TASK REQUIREMENTS = Search the data for the string "Kick" and copy each line where it turns up.

[Interface dataset entries]
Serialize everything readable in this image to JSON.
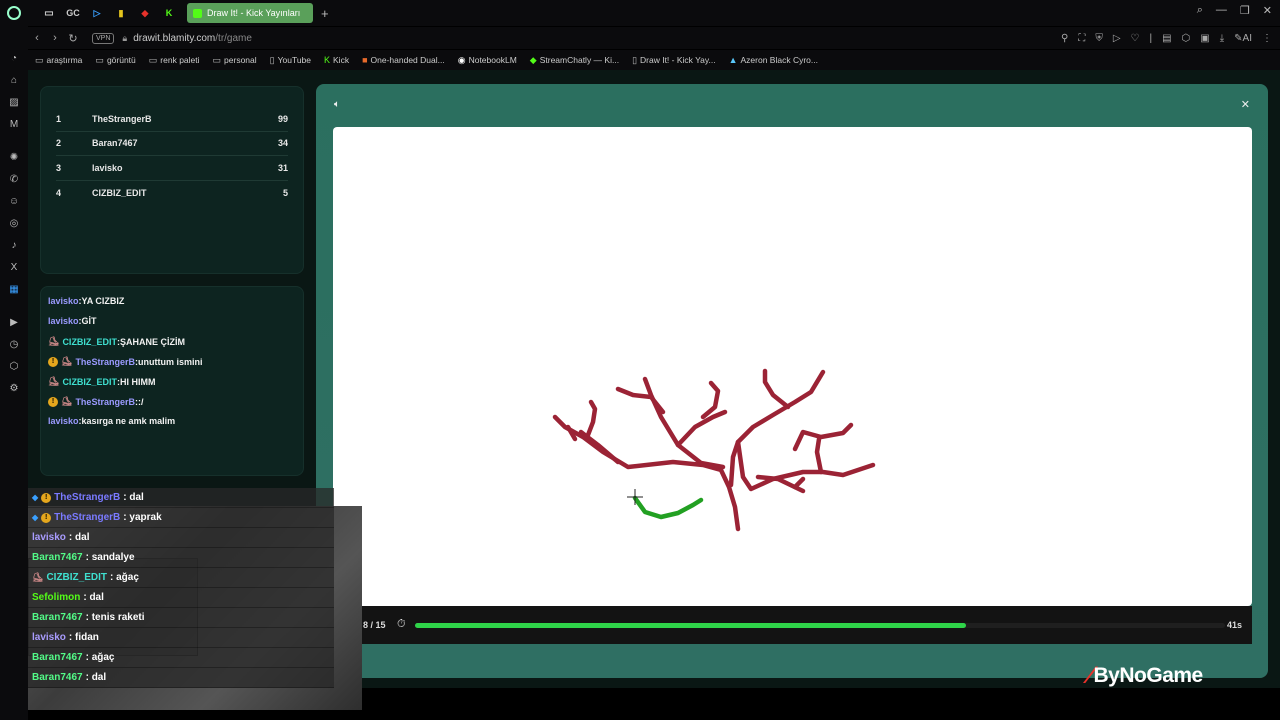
{
  "browser": {
    "tab_title": "Draw It! - Kick Yayınları",
    "new_tab": "+",
    "pinned_tabs": [
      "GC",
      "▷",
      "▮",
      "◆",
      "K"
    ],
    "url_host": "drawit.blamity.com",
    "url_path": "/tr/game",
    "vpn_label": "VPN",
    "bookmarks": [
      "araştırma",
      "görüntü",
      "renk paleti",
      "personal",
      "YouTube",
      "Kick",
      "One-handed Dual...",
      "NotebookLM",
      "StreamChatly — Ki...",
      "Draw It! - Kick Yay...",
      "Azeron Black Cyro..."
    ],
    "ai_label": "AI"
  },
  "scoreboard": [
    {
      "rank": "1",
      "name": "TheStrangerB",
      "points": "99"
    },
    {
      "rank": "2",
      "name": "Baran7467",
      "points": "34"
    },
    {
      "rank": "3",
      "name": "lavisko",
      "points": "31"
    },
    {
      "rank": "4",
      "name": "CIZBIZ_EDIT",
      "points": "5"
    }
  ],
  "chat": [
    {
      "user": "lavisko",
      "text": "YA CIZBIZ"
    },
    {
      "user": "lavisko",
      "text": "GİT"
    },
    {
      "user": "CIZBIZ_EDIT",
      "text": "ŞAHANE ÇİZİM"
    },
    {
      "user": "TheStrangerB",
      "text": "unuttum ismini"
    },
    {
      "user": "CIZBIZ_EDIT",
      "text": "HI HIMM"
    },
    {
      "user": "TheStrangerB",
      "text": ":/"
    },
    {
      "user": "lavisko",
      "text": "kasırga ne amk malim"
    }
  ],
  "game": {
    "round": "8 / 15",
    "time_left": "41s",
    "progress_fraction": 0.68,
    "drawing_color": "#9b2335",
    "current_stroke_color": "#22a022"
  },
  "overlay_chat": [
    {
      "user": "TheStrangerB",
      "text": ": dal",
      "color": "#7a7aff"
    },
    {
      "user": "TheStrangerB",
      "text": ": yaprak",
      "color": "#7a7aff"
    },
    {
      "user": "lavisko",
      "text": ": dal",
      "color": "#a99cff"
    },
    {
      "user": "Baran7467",
      "text": ": sandalye",
      "color": "#53fc88"
    },
    {
      "user": "CIZBIZ_EDIT",
      "text": ": ağaç",
      "color": "#3fe0d0"
    },
    {
      "user": "Sefolimon",
      "text": ": dal",
      "color": "#53fc18"
    },
    {
      "user": "Baran7467",
      "text": ": tenis raketi",
      "color": "#53fc88"
    },
    {
      "user": "lavisko",
      "text": ": fidan",
      "color": "#a99cff"
    },
    {
      "user": "Baran7467",
      "text": ": ağaç",
      "color": "#53fc88"
    },
    {
      "user": "Baran7467",
      "text": ": dal",
      "color": "#53fc88"
    }
  ],
  "brand": {
    "name": "ByNoGame"
  }
}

THE COMPLETED TASK =
    "tab_title": "Draw It! - Kick Yayınları",
      "Kick",
      "Draw It! - Kick Yay...",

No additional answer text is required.